When a group of digilantes formed a Google Group last week dedicated to applying facial recognition technology to photos from the London riots to identify culprits, it caused quite a stir in the media. But the group’s organizer contacted Kashmir Hill at Forbes over the weekend to say that they have abandoned the project.
They created an experimental app using tools from Face.com and tested it with 30 of their friends. Their plan had been to release a Facebook app to the public so that people in the UK could volunteer to scan riot photos to see if any of the ne’er-do-wells were friends of theirs. (Not good friends, I’d have to assume.) They also gave me access to the app to give it a try. The results were too disappointing for the digilantes to actually release it. It wasn’t identifying people it should (friends of the guinea pigs) with high degrees of confidence, and it was saying with relatively high degrees of confidence that rioters were people who they were not.

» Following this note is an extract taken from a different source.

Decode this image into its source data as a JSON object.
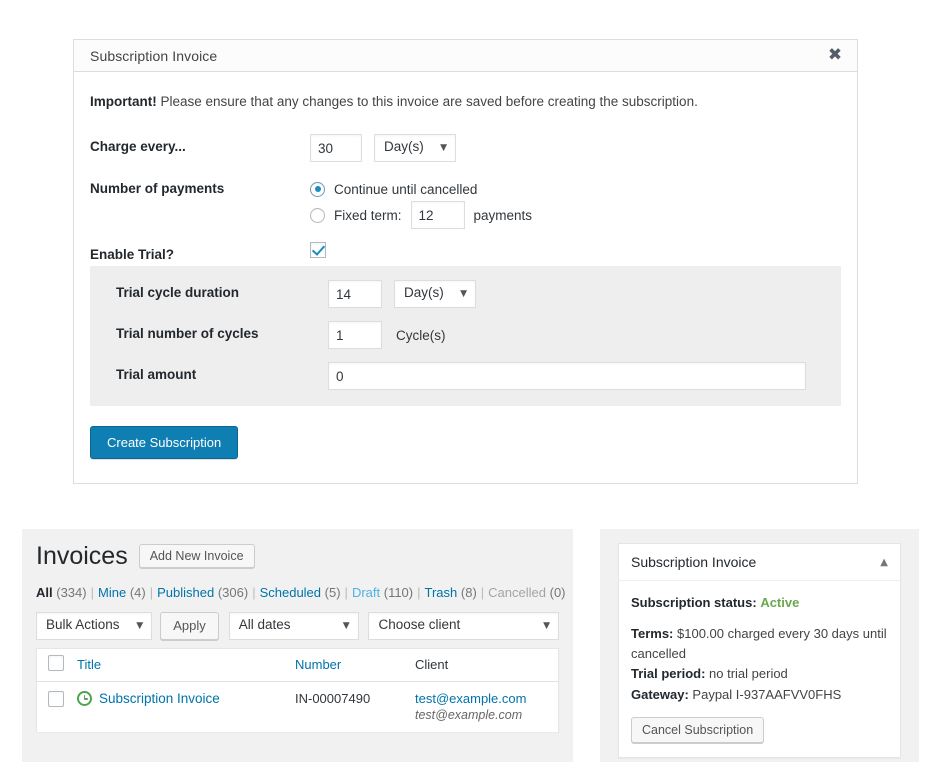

Meanwhile, Scotland Yard says it is putting facial recognition technology into use, according to the AP, using a face-recognizing tool that was being developed in preparation for hosting the Olympics in 2012.
[P]erhaps the British surveillance state won’t make much of a difference in preventing future riots or prosecuting people in the aftermath of this one. If law enforcement there isn’t any better at punishing rioters than their analogues in other countries, that’s a strong argument for rethinking their whole system: if surveillance doesn’t prevent wanton street violence and property destruction, the notion that its benefits outweigh its costs (loss of privacy and potential abuse by authorities) is all the more dubious.